Essential for individual and social prosperity was security of person and property, Mill insisted. But there is always the eternal problem of who guards the people from the guardians meant to protect people’s lives and possessions? Or as Mill expressed it:
By security I mean the completeness of the protection which society affords to its members. This consists of protection by the government and protection against the government.
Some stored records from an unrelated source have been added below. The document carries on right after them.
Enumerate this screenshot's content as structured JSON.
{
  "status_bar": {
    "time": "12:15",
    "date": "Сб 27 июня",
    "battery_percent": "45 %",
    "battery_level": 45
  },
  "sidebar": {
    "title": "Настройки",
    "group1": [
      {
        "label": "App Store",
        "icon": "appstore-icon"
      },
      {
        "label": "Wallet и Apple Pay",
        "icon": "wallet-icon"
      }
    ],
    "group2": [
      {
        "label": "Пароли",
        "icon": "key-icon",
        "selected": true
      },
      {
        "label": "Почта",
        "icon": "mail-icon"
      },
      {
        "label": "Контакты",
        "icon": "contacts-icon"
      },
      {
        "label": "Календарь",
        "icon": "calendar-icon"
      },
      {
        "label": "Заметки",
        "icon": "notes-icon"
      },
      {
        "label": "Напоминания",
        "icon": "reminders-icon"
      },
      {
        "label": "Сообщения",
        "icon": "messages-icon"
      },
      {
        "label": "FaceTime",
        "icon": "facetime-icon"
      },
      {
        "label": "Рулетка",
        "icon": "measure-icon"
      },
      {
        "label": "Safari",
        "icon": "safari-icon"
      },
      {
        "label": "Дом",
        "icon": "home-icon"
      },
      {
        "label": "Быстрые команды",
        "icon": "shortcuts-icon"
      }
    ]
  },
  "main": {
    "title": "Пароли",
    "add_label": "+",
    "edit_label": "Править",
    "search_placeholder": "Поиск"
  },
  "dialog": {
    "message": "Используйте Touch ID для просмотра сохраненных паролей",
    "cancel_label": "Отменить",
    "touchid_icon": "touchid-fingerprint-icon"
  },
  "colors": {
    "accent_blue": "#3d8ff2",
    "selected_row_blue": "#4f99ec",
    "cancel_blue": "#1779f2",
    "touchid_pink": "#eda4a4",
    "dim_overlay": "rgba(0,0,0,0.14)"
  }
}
The latter is the most important.“Where a person known to possess anything worth taking away, can expect nothing but to have it torn from him, by every circumstance of tyrannical violence, by the agents of a rapacious government, it is not likely that many will exert themselves to produce much more than necessaries . . . The only insecurity which is altogether paralyzing to the entire energies of producers, is that arising from the government, or from persons invested with its authority . . .“It is sufficient to remark, that the efficiency of industry may be expected to be great, in proportion as the fruits of industry are insured to the person exerting it; and that all social arrangements are conducive to useful exertion, according as they provide that the reward of every one for his labor shall be proportioned as much as possible to the benefit which it produces.“All laws and usages which . . . chain up the efforts of any part of the community in pursuit of their own good, or stand between efforts and their natural fruits  . . . [tend] to make the aggregate productive powers of the community productive in a less degree than they would otherwise be.”[45]
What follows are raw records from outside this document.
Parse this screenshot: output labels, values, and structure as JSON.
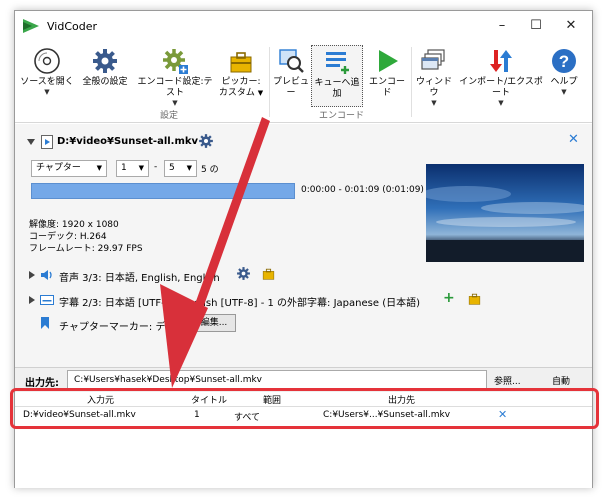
{
  "window": {
    "title": "VidCoder"
  },
  "ribbon": {
    "buttons": [
      {
        "label": "ソースを開く",
        "icon": "disc-icon"
      },
      {
        "label": "全般の設定",
        "icon": "gear-icon"
      },
      {
        "label": "エンコード設定:テスト",
        "icon": "gear-plus-icon"
      },
      {
        "label": "ピッカー:",
        "label2": "カスタム",
        "icon": "tool-box-icon"
      },
      {
        "label": "プレビュー",
        "icon": "preview-icon"
      },
      {
        "label": "キューへ追加",
        "icon": "queue-add-icon"
      },
      {
        "label": "エンコード",
        "icon": "play-icon"
      },
      {
        "label": "ウィンドウ",
        "icon": "windows-icon"
      },
      {
        "label": "インポート/エクスポート",
        "icon": "import-export-icon"
      },
      {
        "label": "ヘルプ",
        "icon": "help-icon"
      }
    ],
    "group_settings": "設定",
    "group_encode": "エンコード"
  },
  "source": {
    "path": "D:¥video¥Sunset-all.mkv",
    "range_type": "チャプター",
    "range_start": "1",
    "range_sep": "-",
    "range_end": "5",
    "range_suffix": "5 の",
    "time": "0:00:00 - 0:01:09  (0:01:09)",
    "resolution": "解像度: 1920 x 1080",
    "codec": "コーデック: H.264",
    "framerate": "フレームレート: 29.97 FPS",
    "audio": "音声 3/3: 日本語, English, English",
    "subtitle": "字幕 2/3: 日本語 [UTF-8], English [UTF-8] - 1 の外部字幕: Japanese (日本語)",
    "chapter_markers": "チャプターマーカー: デフォルト",
    "edit_button": "編集..."
  },
  "output": {
    "label": "出力先:",
    "path": "C:¥Users¥hasek¥Desktop¥Sunset-all.mkv",
    "browse": "参照...",
    "auto": "自動"
  },
  "queue": {
    "headers": [
      "入力元",
      "タイトル",
      "範囲",
      "出力先"
    ],
    "rows": [
      {
        "source": "D:¥video¥Sunset-all.mkv",
        "title": "1",
        "range": "すべて",
        "dest": "C:¥Users¥...¥Sunset-all.mkv"
      }
    ],
    "remove": "✕"
  },
  "colors": {
    "accent": "#2b7cd3",
    "timeline": "#74a8e8",
    "annotation": "#e5333a"
  }
}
In the next installment of this post I will discuss two more important points raised by Mill, namely that even disirable government services should not be monopolized and the dangers which come from democracy and the need to limit the franchise.
[38.] John Stuart Mill, Principles of Political Economy, with Some of Their Applications to Social Philosophy (Fairfield, NJ: Augustus M. Kelley, [1909] 1976) pp. 199-200.
[39.] F. A. Hayek, “Liberalism” [1973] in New Studies in Philosophy, Politics, Economics and the History of Ideas (Chicago: University of Chicago Press, 1978), pp. 129-130; on Hayek’s various and changing views of Mill’s liberalism and shift toward socialism, see, Bruce Caldwell, “Hayek on Mill,” History of Political Economy (Dec. 2008) pp. 689-704.
[40.] For a critique of Mill’s argument concerning work under markets versus under collectivism, see, Ludwig von Mises, Socialism: An Economic and Sociological Analysis (Indianapolis: Liberal Classics, [1936] 1981), pp.154-159. Online: </titles/1060>; see, also, Ludwig von Mises, Liberalism: The Classical Tradition (Indianapolis: Liberty Fund [1927] 2005) pp. 153-154: “John Stuart Mill is an epigone of classical liberalism and, especially in his later years, under the influence of his wife, full of feeble compromises. He slips slowly into socialism and is the originator of the thoughtless confounding of liberal and socialist ideas that led to the decline of English liberalism . . . Without a thorough study of Mill it is impossible to understand the events of the last two generations, for Mill is the great advocate of socialism. All the arguments that could be advanced in favor of socialism are elaborated by him with loving care.”
[41.] Mill, Principles, p. 21.
[42.] Ibid., p. 201.
[43.] Ibid., p. 957: “The ground of the practical principle of non-interference must here be, that most persons take a juster and more intelligent view of their own interest, and of the means of promoting it, than can either be prescribed to them by a general enactment of the legislature, or pointed out in the particular case by a public functionary.”
[44.] Ibid., p. 947: “It must be remembered, besides, that even if a government were superior in intelligence and knowledge to any single individual in the nation, it must be inferior to all the individuals of the nation taken together. It can neither possess in itself, nor enlist in its service, more than a portion of the acquirements and capacities which the country contains, applicable to any given purpose.” Thus, “the great majority of things are worse done by the intervention of the government, than the individuals most interested in the matter would do them, or cause them to be done, if left to themselves.”
[45.] Ibid., p. 115.